--Laura R. Alsheimerof Sauquit, NY, who will study the effects of artificial night lighting on the Little Brown Bat. She will be working under Dr. Kazial.
--Michael A. Crossof Cassadaga, NY, who will study the competitive abilities of reeds and cattails for the purpose of combatting invasive species. He will be working with Dr. Titus.
--Melissa C. Firstof Ripley, NY, who will be studying the Little Brown Bats of Chautauqua Institution and the campus to determine susceptibility to White-nose Syndrome, a current disease among bats. She is working with Dr. Kazial.
--Ashleigh Hannerof Fredonia, NY, who will be incorporating proteins embedded in cell membranes that regulate the flow of water (Aquaporins) into polymer nano-layer foam. She is working with Dr. Yunghans.
--Matthew P. Kraft of Eden, NY, who will be studying the effects of native and introduced invasive species on the plant species richness in riparian habitats in Western New York, Northwest Pennsylvania. Dr. Titus is his supervisor.
--Lauren O'Neill of East Aurora will be studying the effects of coal ash and road salt on vegetation. Dr. Titus is her supervisor.

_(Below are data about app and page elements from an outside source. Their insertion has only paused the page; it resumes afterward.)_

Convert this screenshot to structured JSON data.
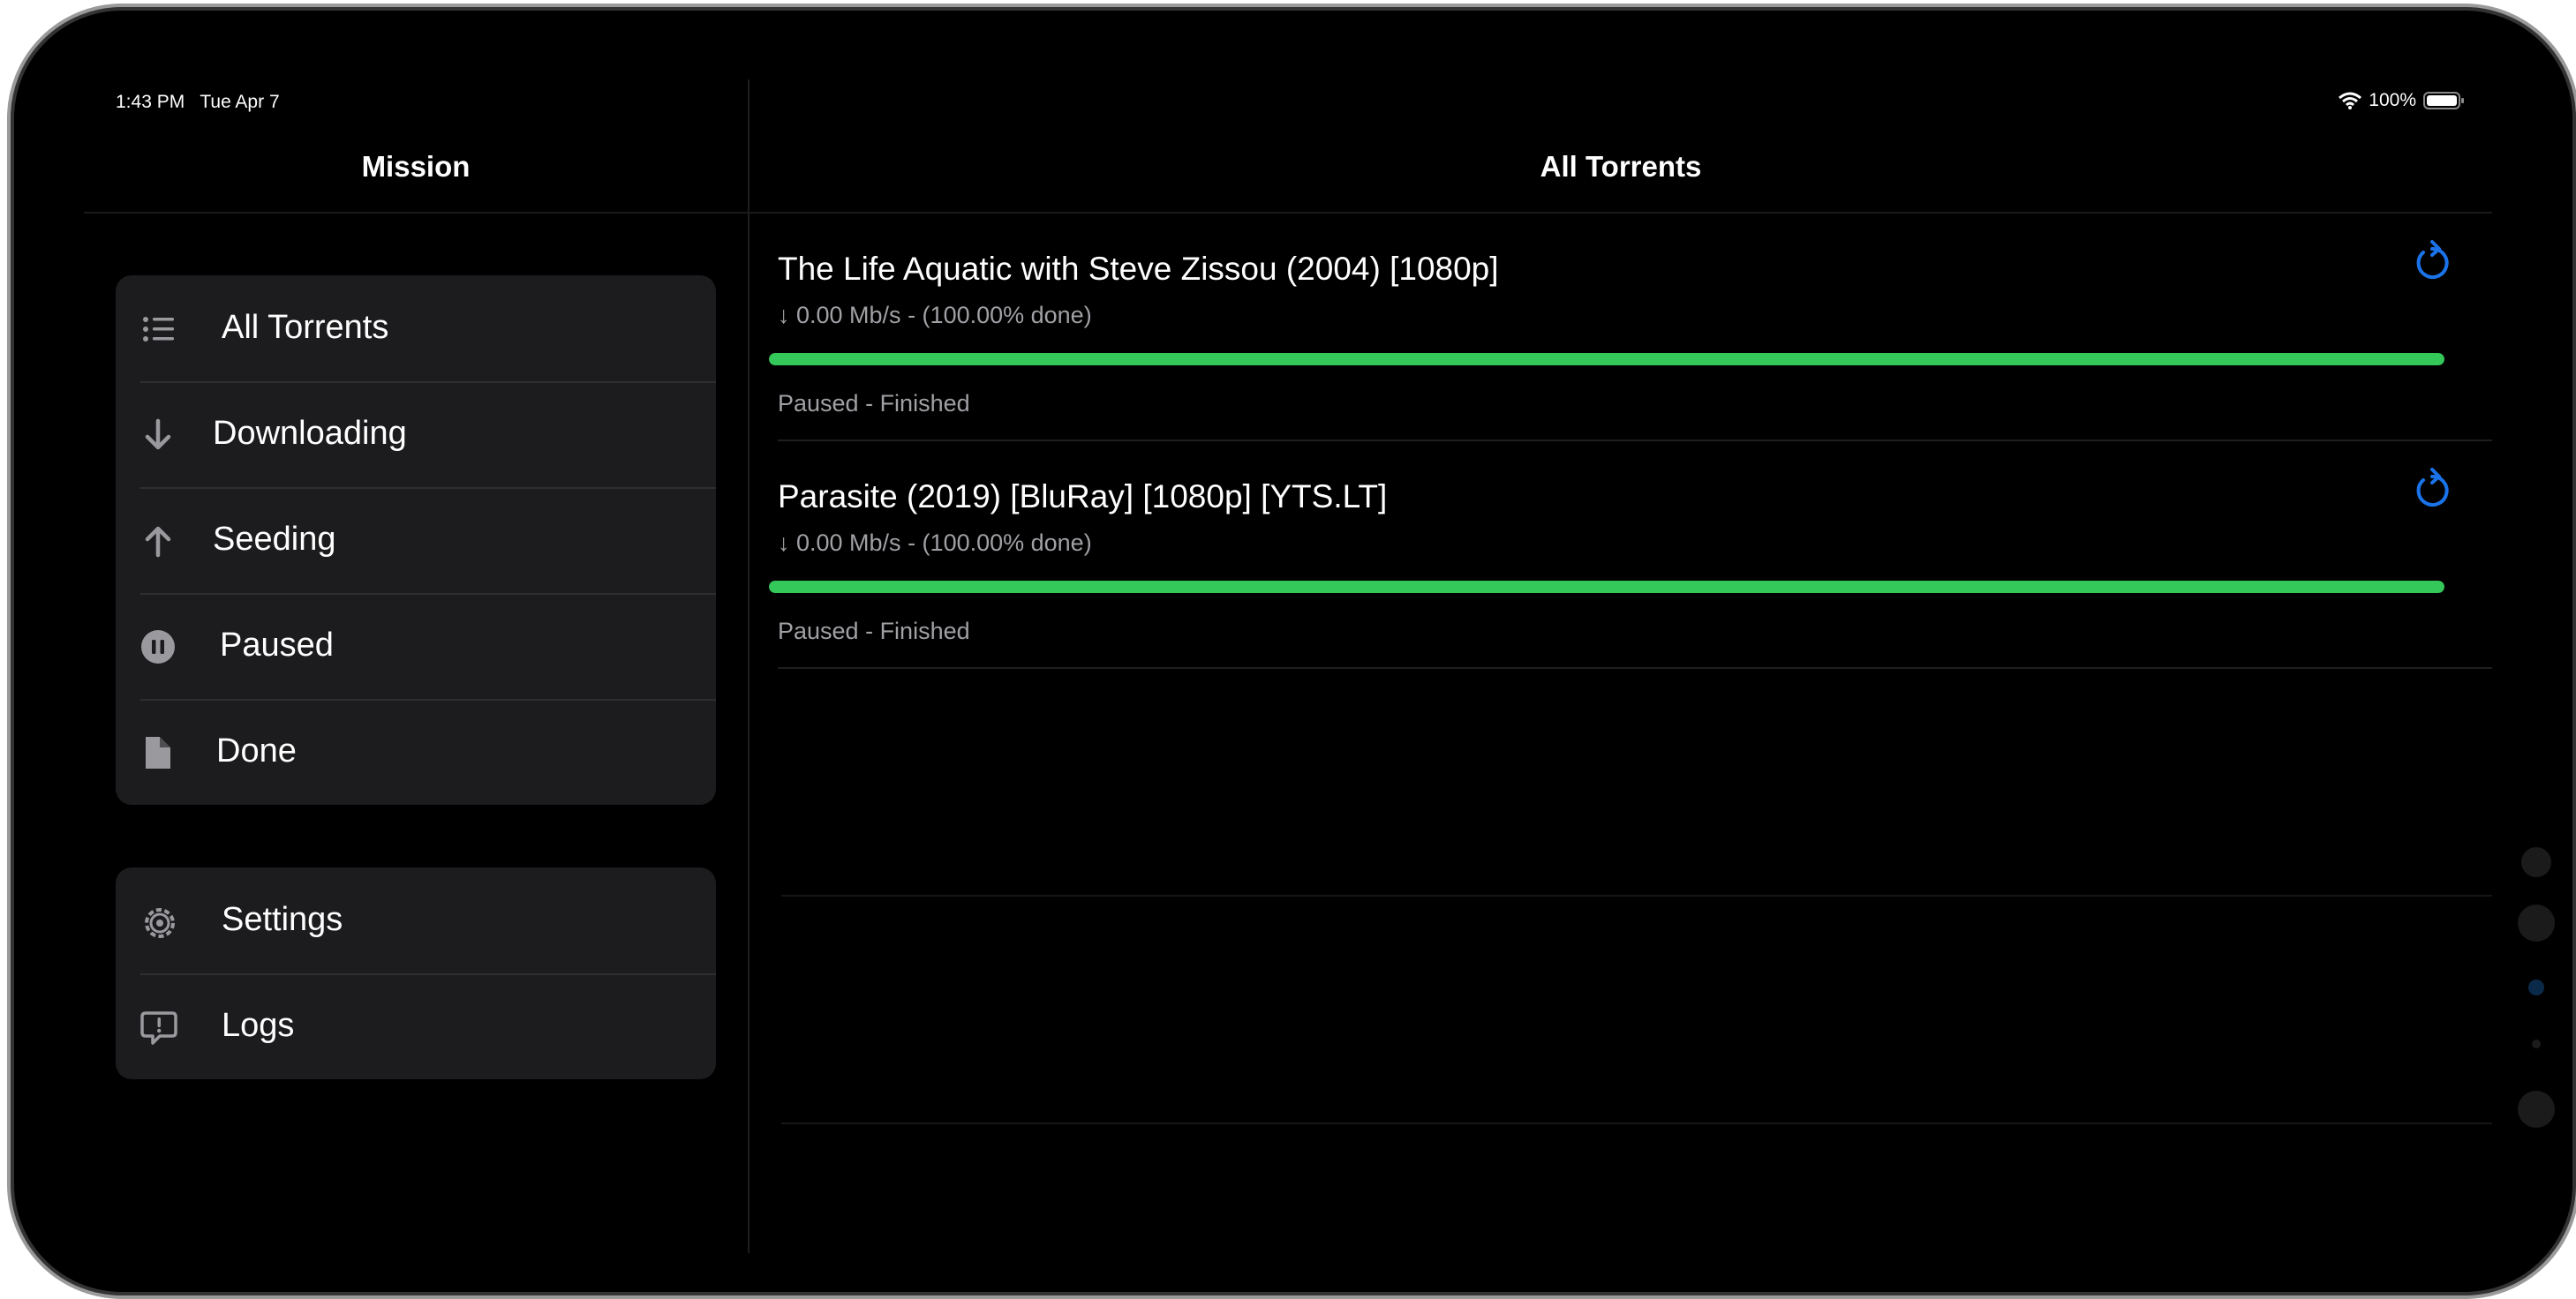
{
  "status_bar": {
    "time": "1:43 PM",
    "date": "Tue Apr 7",
    "battery": "100%",
    "wifi_icon": "wifi-icon",
    "battery_icon": "battery-icon"
  },
  "sidebar": {
    "title": "Mission",
    "filters": [
      {
        "label": "All Torrents",
        "icon": "list-icon"
      },
      {
        "label": "Downloading",
        "icon": "arrow-down-icon"
      },
      {
        "label": "Seeding",
        "icon": "arrow-up-icon"
      },
      {
        "label": "Paused",
        "icon": "pause-circle-icon"
      },
      {
        "label": "Done",
        "icon": "document-icon"
      }
    ],
    "extras": [
      {
        "label": "Settings",
        "icon": "gear-icon"
      },
      {
        "label": "Logs",
        "icon": "chat-alert-icon"
      }
    ]
  },
  "main": {
    "title": "All Torrents",
    "torrents": [
      {
        "name": "The Life Aquatic with Steve Zissou (2004) [1080p]",
        "speed": "↓ 0.00 Mb/s  - (100.00% done)",
        "progress": 1.0,
        "status": "Paused - Finished"
      },
      {
        "name": "Parasite (2019) [BluRay] [1080p] [YTS.LT]",
        "speed": "↓ 0.00 Mb/s  - (100.00% done)",
        "progress": 1.0,
        "status": "Paused - Finished"
      }
    ]
  },
  "colors": {
    "progress": "#34c759",
    "refresh": "#1a73e8",
    "delete": "#ff3b30",
    "background": "#000000",
    "group_background": "#1c1c1e"
  }
}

--Nicholas M. Sardof Fredonia, NY, who will be looking for genetic evidence supporting male site fidelity in the Smallmouth Bass population in Lake Erie. He is working with Dr. Lee.
--Hans-Peter C. Toews of Buffalo, NY, who will be studying the effects of Japanese knotweed on riparian forest regeneration and the role of allelopathy (a biological phenomenon by which an organism produces one or more biochemicals that influence the growth, survival, and reproduction of other organisms). His supervisor is Dr. Titus.
Article from Campus Report